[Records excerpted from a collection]
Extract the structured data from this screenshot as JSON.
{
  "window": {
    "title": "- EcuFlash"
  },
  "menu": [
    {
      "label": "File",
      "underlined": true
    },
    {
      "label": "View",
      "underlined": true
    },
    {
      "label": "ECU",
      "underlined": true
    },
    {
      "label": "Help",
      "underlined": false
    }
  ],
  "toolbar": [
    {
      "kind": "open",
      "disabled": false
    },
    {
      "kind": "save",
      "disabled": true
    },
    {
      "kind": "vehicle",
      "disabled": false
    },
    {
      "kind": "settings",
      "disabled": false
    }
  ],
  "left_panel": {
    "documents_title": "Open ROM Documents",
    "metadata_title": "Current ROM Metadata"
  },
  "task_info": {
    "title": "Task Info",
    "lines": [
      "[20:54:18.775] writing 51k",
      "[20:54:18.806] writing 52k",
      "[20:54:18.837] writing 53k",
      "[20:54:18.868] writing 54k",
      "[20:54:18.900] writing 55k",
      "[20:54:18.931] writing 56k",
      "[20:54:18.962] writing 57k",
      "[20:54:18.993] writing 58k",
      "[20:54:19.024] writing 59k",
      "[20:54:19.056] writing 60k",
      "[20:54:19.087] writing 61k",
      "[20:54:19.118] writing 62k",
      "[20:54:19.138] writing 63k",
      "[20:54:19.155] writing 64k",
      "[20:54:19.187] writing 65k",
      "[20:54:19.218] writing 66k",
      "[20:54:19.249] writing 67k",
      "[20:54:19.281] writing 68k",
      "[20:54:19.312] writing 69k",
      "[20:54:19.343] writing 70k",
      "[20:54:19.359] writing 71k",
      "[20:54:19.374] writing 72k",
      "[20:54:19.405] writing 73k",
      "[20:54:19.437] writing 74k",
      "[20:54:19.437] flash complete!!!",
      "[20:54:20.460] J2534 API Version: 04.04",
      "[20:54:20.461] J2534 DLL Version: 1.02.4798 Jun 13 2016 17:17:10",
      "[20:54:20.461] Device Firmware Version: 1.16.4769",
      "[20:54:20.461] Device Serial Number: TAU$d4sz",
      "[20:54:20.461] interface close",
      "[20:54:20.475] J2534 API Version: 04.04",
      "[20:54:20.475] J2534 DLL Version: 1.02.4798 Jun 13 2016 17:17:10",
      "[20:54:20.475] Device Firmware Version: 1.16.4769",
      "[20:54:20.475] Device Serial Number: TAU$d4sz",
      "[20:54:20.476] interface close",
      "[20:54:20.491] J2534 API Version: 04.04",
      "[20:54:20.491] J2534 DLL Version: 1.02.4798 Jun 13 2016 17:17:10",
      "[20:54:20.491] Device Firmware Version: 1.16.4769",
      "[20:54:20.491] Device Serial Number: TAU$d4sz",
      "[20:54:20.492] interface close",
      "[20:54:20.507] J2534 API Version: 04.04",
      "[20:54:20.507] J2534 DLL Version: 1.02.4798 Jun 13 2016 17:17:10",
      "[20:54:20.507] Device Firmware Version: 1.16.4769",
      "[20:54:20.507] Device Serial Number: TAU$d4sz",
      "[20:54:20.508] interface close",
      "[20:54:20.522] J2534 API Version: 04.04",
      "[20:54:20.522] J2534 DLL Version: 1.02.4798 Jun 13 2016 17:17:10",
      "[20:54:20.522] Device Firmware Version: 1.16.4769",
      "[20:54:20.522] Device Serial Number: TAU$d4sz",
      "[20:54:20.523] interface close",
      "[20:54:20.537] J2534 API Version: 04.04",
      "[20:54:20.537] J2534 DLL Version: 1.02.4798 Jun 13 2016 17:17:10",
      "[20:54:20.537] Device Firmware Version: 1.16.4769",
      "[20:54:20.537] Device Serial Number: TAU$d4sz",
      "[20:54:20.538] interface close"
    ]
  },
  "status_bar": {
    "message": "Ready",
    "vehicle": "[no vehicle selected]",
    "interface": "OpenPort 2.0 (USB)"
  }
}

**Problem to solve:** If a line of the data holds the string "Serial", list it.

**Result:**
      "[20:54:20.461] Device Serial Number: TAU$d4sz",
      "[20:54:20.475] Device Serial Number: TAU$d4sz",
      "[20:54:20.491] Device Serial Number: TAU$d4sz",
      "[20:54:20.507] Device Serial Number: TAU$d4sz",
      "[20:54:20.522] Device Serial Number: TAU$d4sz",
      "[20:54:20.537] Device Serial Number: TAU$d4sz",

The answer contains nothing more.